With nutrition and sleep having such profound effects on the immune system, it’s important that you take action to keep your system strong when you’re riding, too. The daily decisions you make should be conducive to keeping you healthy and safe, not put you in danger of injury or at increased risk of illness.
In addition to ensuring your daily nutrition is adequate, you’ll need to increase your food intake if you’re riding. Bring snacks, gels, and any other foods you know are effective fuel sources for your body. Bring plenty of water, plain or supplement enhanced, and do not share your food or water with anyone.
Your body requires healing from the daily stresses that it endures and sleeping is when it gets the job done. When you subject it to additional stressors, healthy or not, sufficient healing time becomes even more imperative. If you’re going to exercise, take that into account when establishing your wakeup time. Getting enough sleep should be a top priority.
5. Don’t forget to take care of yourself, too.
During stressful times, it’s easy to get wrapped up in survival mode. For families with children, it can be even harder to hit the pause button for some much-needed self-care. As more time passes in this altered state of life, the importance of being attentive to your body’s psychological and emotional health will become increasingly important, so make the conscious effort to schedule self-care into your day.

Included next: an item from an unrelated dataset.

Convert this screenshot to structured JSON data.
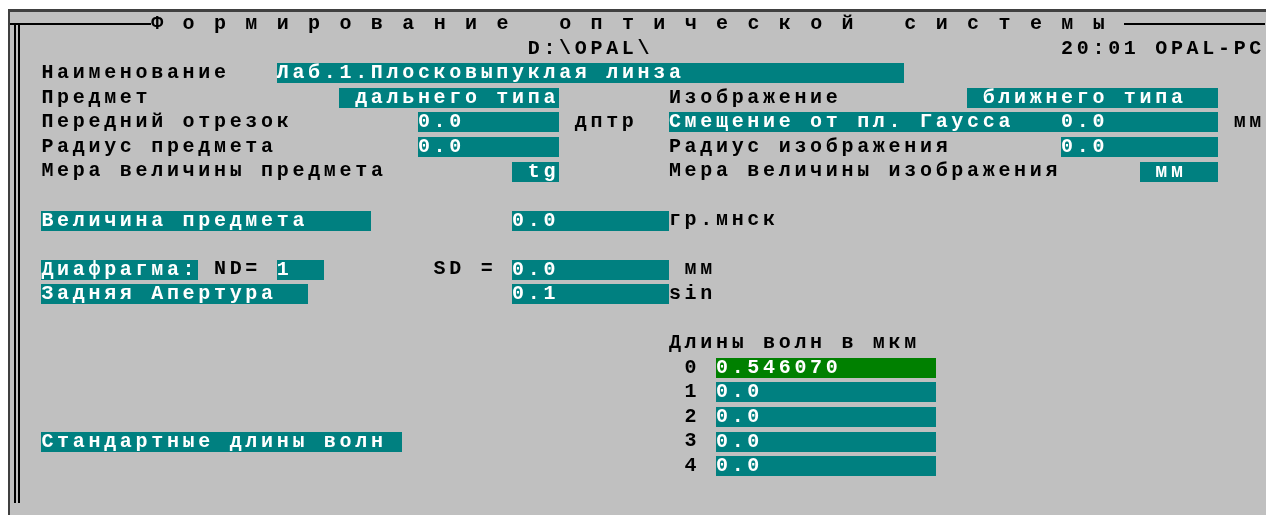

Since you can’t ride your bike during every second of the day and weather doesn’t always permit for outdoor fun, it’s important that you find other activities that you can enjoy inside. There’s nothing wrong with enjoying your favorite movie or indulging in a marathon of your favorite show, but instead of becoming glued to television, phone, and computer screens, engage in activities that are mentally stimulating, inspiring, or that will bring you a sense of accomplishment or pride. It’s a chance to do something new, something different, something you haven’t done before. Studies suggest that sedentary lifestyles and increased screen times have a negative effect on the overall psychological well-being of adolescents and adults. Complete some basic DIY projects that you’ve been procrastinating, do some spring cleaning, or finally read a book you’ve been itching to get to for the last three years. If you do find you that your only entertainment is a screen, watch a documentary, a “how to” tutorial that interests you, or take online courses or workshops.
It might seem excessive or unnecessary to take all these precautions, particularly when you feel like you only surround yourself with healthy individuals, but it’s imperative that everyone works together to protect not only themselves, but especially those who are most vulnerable to illness. If you feel cabin fever creeping in, opt for a bike ride instead of a crowded shopping center or packed park; being outside is only a safe, healthy option if you’re not close to others. Be aware of any shelter in place orders, as these measures are intended to protect your community; failure to comply could not only put others at risk, but might even result in a fine. As hard as it is to put a hold on some of our favorite social past times, we must remember that the choices we make today can determine whether or not others remain healthy enough to enjoy future tomorrows.As hard as it is to put a hold on some of our favorite social past times, we must remember that tThe choices we make today can determine whether or not others remain healthy enough to enjoy future tomorrows.